**Problem to solve**
Records follow. Copy every line with "text".

**Items listed in a dataset**

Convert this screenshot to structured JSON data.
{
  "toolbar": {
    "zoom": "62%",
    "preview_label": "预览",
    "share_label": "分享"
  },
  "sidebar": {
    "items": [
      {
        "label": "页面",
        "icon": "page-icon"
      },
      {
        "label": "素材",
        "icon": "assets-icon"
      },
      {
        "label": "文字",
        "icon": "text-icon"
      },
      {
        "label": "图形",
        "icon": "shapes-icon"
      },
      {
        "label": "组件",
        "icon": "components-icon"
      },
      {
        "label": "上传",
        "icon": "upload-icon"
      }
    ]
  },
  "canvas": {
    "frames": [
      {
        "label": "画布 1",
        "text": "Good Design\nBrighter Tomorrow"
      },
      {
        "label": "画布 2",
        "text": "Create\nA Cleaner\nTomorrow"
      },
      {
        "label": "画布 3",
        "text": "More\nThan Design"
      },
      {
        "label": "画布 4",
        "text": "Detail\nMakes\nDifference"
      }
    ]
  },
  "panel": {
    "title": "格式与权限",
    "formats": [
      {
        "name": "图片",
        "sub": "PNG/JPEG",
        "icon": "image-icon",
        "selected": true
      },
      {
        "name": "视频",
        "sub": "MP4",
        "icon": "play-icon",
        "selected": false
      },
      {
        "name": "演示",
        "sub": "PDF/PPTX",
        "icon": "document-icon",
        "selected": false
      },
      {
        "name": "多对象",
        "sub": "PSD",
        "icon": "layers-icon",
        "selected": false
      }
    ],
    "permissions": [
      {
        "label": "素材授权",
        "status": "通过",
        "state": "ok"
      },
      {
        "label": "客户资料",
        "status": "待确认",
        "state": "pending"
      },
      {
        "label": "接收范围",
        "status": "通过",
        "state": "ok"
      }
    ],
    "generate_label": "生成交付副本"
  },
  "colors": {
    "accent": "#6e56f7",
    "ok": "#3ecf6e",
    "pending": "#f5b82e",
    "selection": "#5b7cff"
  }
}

**Answer box**
        "icon": "text-icon"
        "text": "Good Design\nBrighter Tomorrow"
        "text": "Create\nA Cleaner\nTomorrow"
        "text": "More\nThan Design"
        "text": "Detail\nMakes\nDifference"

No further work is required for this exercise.